How will I feel?

Some children feel like staying in bed and getting a lot of rest. Some children feel like playing. Some children feel like eating and others don't. Some children feel like doing what they do at home and some don't. Whatever you feel like is okay. Every person feels differently and wants to do different things. However you feel, we do our best to help you feel better and feel as comfortable as possible.

What is there to play with?

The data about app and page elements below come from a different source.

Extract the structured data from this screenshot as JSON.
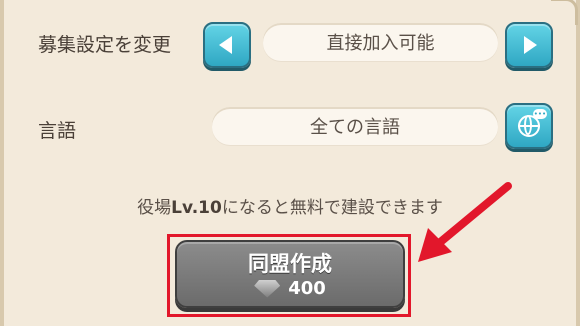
{
  "recruit": {
    "label": "募集設定を変更",
    "value": "直接加入可能"
  },
  "language": {
    "label": "言語",
    "value": "全ての言語"
  },
  "info": {
    "prefix": "役場",
    "level": "Lv.10",
    "suffix": "になると無料で建設できます"
  },
  "create_button": {
    "label": "同盟作成",
    "cost": "400",
    "cost_icon": "diamond-icon"
  },
  "colors": {
    "accent": "#2fa7c3",
    "highlight": "#e2172b",
    "button_disabled": "#7a7a7a"
  }
}
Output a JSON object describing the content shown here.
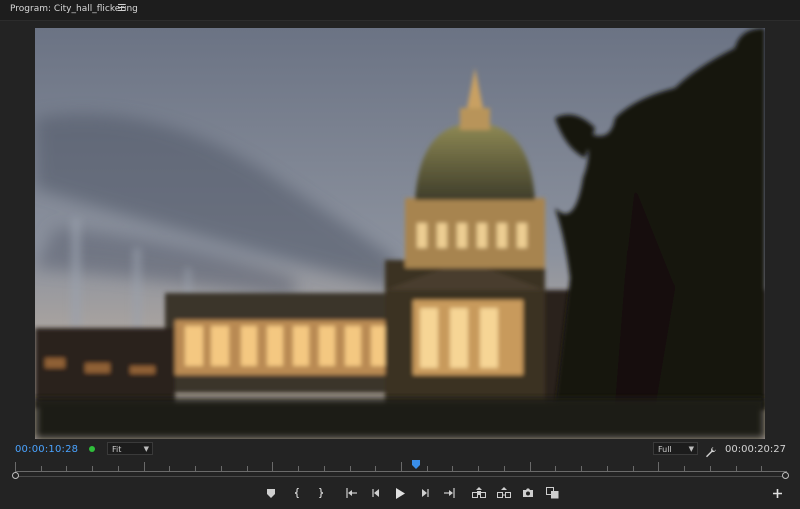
{
  "panel": {
    "title": "Program: City_hall_flickering"
  },
  "viewer": {
    "content": "city-hall-dusk-blurred-footage"
  },
  "controls": {
    "current_timecode": "00:00:10:28",
    "zoom_value": "Fit",
    "resolution_value": "Full",
    "duration_timecode": "00:00:20:27"
  },
  "playback": {
    "playhead_fraction": 0.52
  },
  "colors": {
    "timecode_accent": "#4aa3ff",
    "status_green": "#2fbf3b",
    "panel_bg": "#232323",
    "playhead": "#3a8ee8"
  },
  "icons": {
    "transport": [
      "add-marker-icon",
      "mark-in-icon",
      "mark-out-icon",
      "go-to-in-icon",
      "step-back-icon",
      "play-icon",
      "step-forward-icon",
      "go-to-out-icon",
      "lift-icon",
      "extract-icon",
      "export-frame-icon",
      "comparison-view-icon"
    ],
    "add_button": "plus-icon"
  }
}
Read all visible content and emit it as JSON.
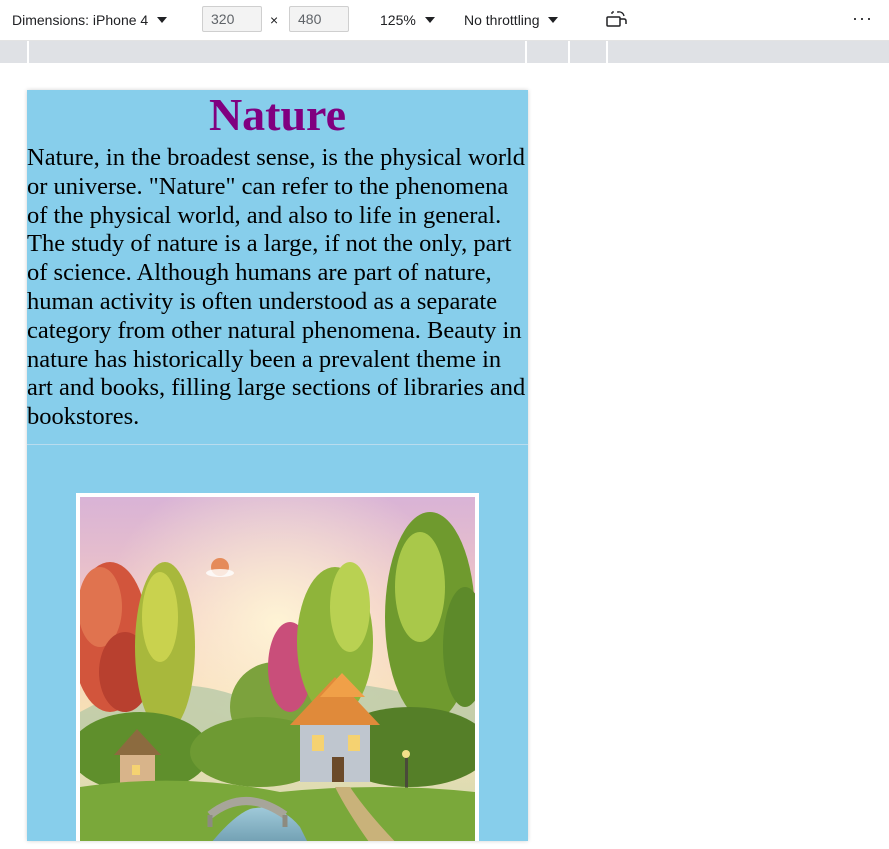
{
  "devtools": {
    "dimensions_label": "Dimensions: iPhone 4",
    "width_value": "320",
    "height_value": "480",
    "times_symbol": "×",
    "zoom": "125%",
    "throttling": "No throttling",
    "more_symbol": "···"
  },
  "page": {
    "heading": "Nature",
    "paragraph": "Nature, in the broadest sense, is the physical world or universe. \"Nature\" can refer to the phenomena of the physical world, and also to life in general. The study of nature is a large, if not the only, part of science. Although humans are part of nature, human activity is often understood as a separate category from other natural phenomena. Beauty in nature has historically been a prevalent theme in art and books, filling large sections of libraries and bookstores."
  },
  "colors": {
    "page_background": "#87ceeb",
    "heading": "#800080",
    "text": "#000000"
  },
  "icons": {
    "dimensions_dropdown": "chevron-down-icon",
    "zoom_dropdown": "chevron-down-icon",
    "throttling_dropdown": "chevron-down-icon",
    "rotate": "rotate-device-icon",
    "more": "more-options-icon"
  }
}
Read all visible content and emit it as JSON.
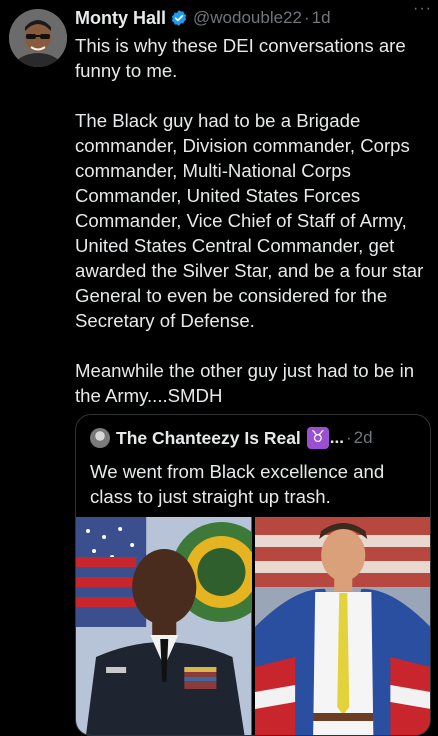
{
  "tweet": {
    "author_name": "Monty Hall",
    "handle": "@wodouble22",
    "separator": "·",
    "time": "1d",
    "more_label": "···",
    "verified_icon": "verified-badge-icon",
    "text": "This is why these DEI conversations are funny to me.\n\nThe Black guy had to be a Brigade commander, Division commander, Corps commander, Multi-National Corps Commander, United States Forces Commander, Vice Chief of Staff of Army, United States Central Commander, get awarded the Silver Star, and be a four star General to even be considered for the Secretary of Defense.\n\nMeanwhile the other guy just had to be in the Army....SMDH"
  },
  "quote": {
    "author_name": "The Chanteezy Is Real",
    "emoji": "♉",
    "ellipsis": "...",
    "separator": "·",
    "time": "2d",
    "text": "We went from Black excellence and class to just straight up trash.",
    "media": [
      {
        "name": "photo-military-officer"
      },
      {
        "name": "photo-man-with-flag-jacket"
      }
    ]
  },
  "colors": {
    "background": "#000000",
    "text": "#e7e9ea",
    "muted": "#71767b",
    "border": "#2f3336",
    "verified": "#1d9bf0"
  }
}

Sometimes you may play in your room, watch TV or movies. Other times you may want to go to the play areas. The play atrium on the 7th floor has lots of toys and games for all ages. It has trees that have lights in the branches. There are things to climb and a bridge to play on. There is a rocky stream painted on the rubber-foam floor and big windows that allow for lots of light. The recreation area also includes a teen activity center, with Internet access, video games, a large screen TV and a computer. The teens can shoot hoops, toss the football and play air hockey or pool in the game room. Middle school kids can also use the game room during special hours. There is a music room that is set up with a karaoke machine so you can hear yourself sing. There are also instruments in this room in case you want to play a musical instrument and it has a stereo setup.

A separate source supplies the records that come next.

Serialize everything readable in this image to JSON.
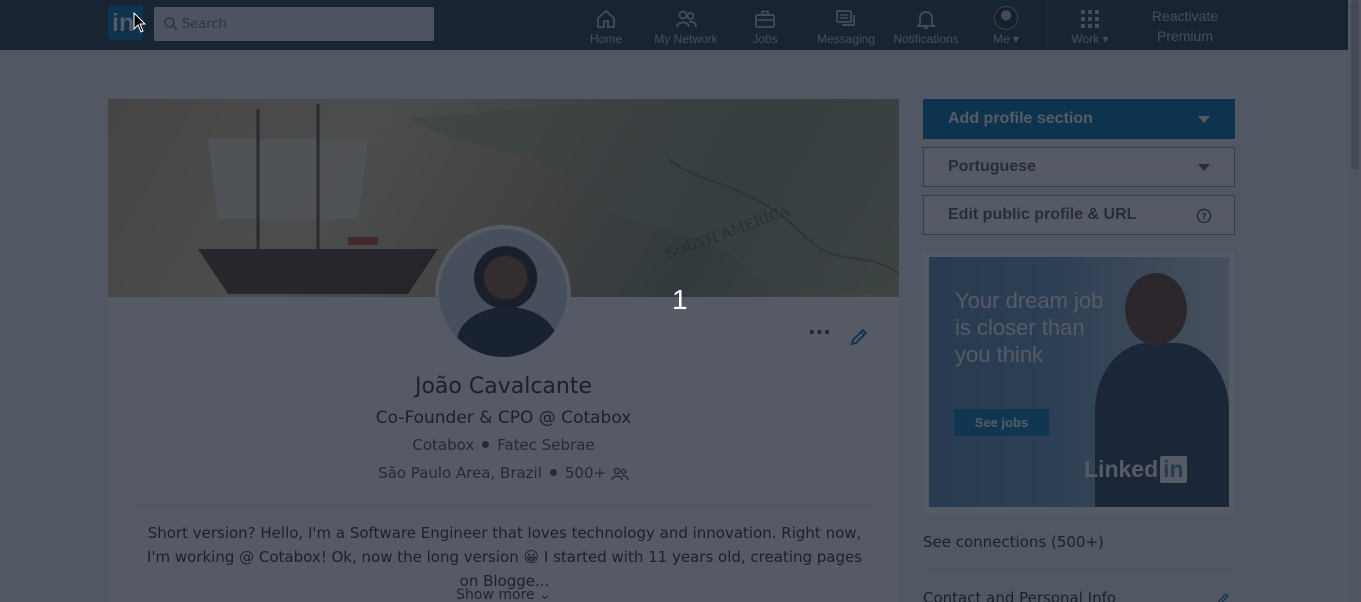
{
  "nav": {
    "logo": "in",
    "search_placeholder": "Search",
    "items": [
      {
        "label": "Home",
        "icon": "home-icon"
      },
      {
        "label": "My Network",
        "icon": "network-icon"
      },
      {
        "label": "Jobs",
        "icon": "briefcase-icon"
      },
      {
        "label": "Messaging",
        "icon": "messaging-icon"
      },
      {
        "label": "Notifications",
        "icon": "bell-icon"
      },
      {
        "label": "Me",
        "icon": "avatar"
      },
      {
        "label": "Work",
        "icon": "grid-icon"
      }
    ],
    "premium": "Reactivate Premium"
  },
  "profile": {
    "name": "João Cavalcante",
    "headline": "Co-Founder & CPO @ Cotabox",
    "company": "Cotabox",
    "school": "Fatec Sebrae",
    "location": "São Paulo Area, Brazil",
    "connections": "500+",
    "summary": "Short version? Hello, I'm a Software Engineer that loves technology and innovation. Right now, I'm working @ Cotabox! Ok, now the long version 😀 I started with 11 years old, creating pages on Blogge...",
    "show_more": "Show more",
    "overlay_step": "1"
  },
  "sidebar": {
    "add_section": "Add profile section",
    "language": "Portuguese",
    "public_profile": "Edit public profile & URL",
    "ad": {
      "headline": "Your dream job is closer than you think",
      "cta": "See jobs",
      "brand": "Linked",
      "brand_in": "in"
    },
    "see_connections": "See connections (500+)",
    "contact_info": "Contact and Personal Info"
  },
  "colors": {
    "nav_bg": "#283e4a",
    "accent": "#0073b1",
    "overlay": "rgba(20,27,42,0.72)"
  }
}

Can I bring my toys?

Yes. Some children say it helps to make them feel better if they have a special toy, blanket, pillow or game from home. You may want to bring a stuffed animal, book or hand-held video game.

Can my friends come to visit?

In most cases, yes. Your friends can come visit during visiting hours. They can play with you in your room and may even get to go to the play atrium with you. If you have something contagious or if your friends are sick, then they should stay home. Please check with your nurse first.

What will my room look like?

You will have your own room and your own bathroom. There will be plenty of room for your family. You will have a TV, telephone and a fold-out couch so that one adult can stay overnight with you. Bring your favorite movies or watch some of the movies on Channel 40.

What will I wear?

Some patients wear hospital pajamas or gowns. Some patients bring their favorite pajamas and some wear clothes from home. You can even bring your own slippers from home.

Will my parents or grandparents know what's happening to me?

Yes! Your parents and grandparents will be able to help the other people in the hospital–called your hospital team–take care of you. They can visit you and one adult can stay in your room with you at night. They will be able to tell your hospital team what you like and don't like because they know you better than anyone else. Your hospital team has special training that helps them figure out what to do to make you feel better. They can talk to your parents and grandparents about what to do to make you more comfortable.

What about my school work?

There is a school in the hospital with teachers and a principal. They can check with your teacher back home and figure out what lessons you need to learn. Every day you that you attend the hospital school counts on your attendance. That way you might not have to miss a lot of school. You can have your parent ask the nurse about it once you get to the hospital. Your main job in the hospital is to feel better, but if you feel okay then you might get to go to the hospital school.

Where can I find more health information?

We've put together some Web links that may help answer your questions. The N.C. Children's Hospital is not officially endorsing these sites -- they are suggestions for additional information.

  • Neuroscience for Kids – Exploring the most amazing 3 pounds of tissue on the planet: The human brain! Check it out!
  • The Heart: Online Exploration – This site will help you understand your heart. It will help you understand how your heart works!
  • Inner – This is a great place to learn anatomy and how your body works online!
  • Kids' Corner – Do you have diabetes? Here's a great place to learn about kids' diabetes, and share with other kids who have it too.
  • The Yuckiest Site on the Internet! – Find out about all kinds of really gross stuff here, with everything from worms to bodily function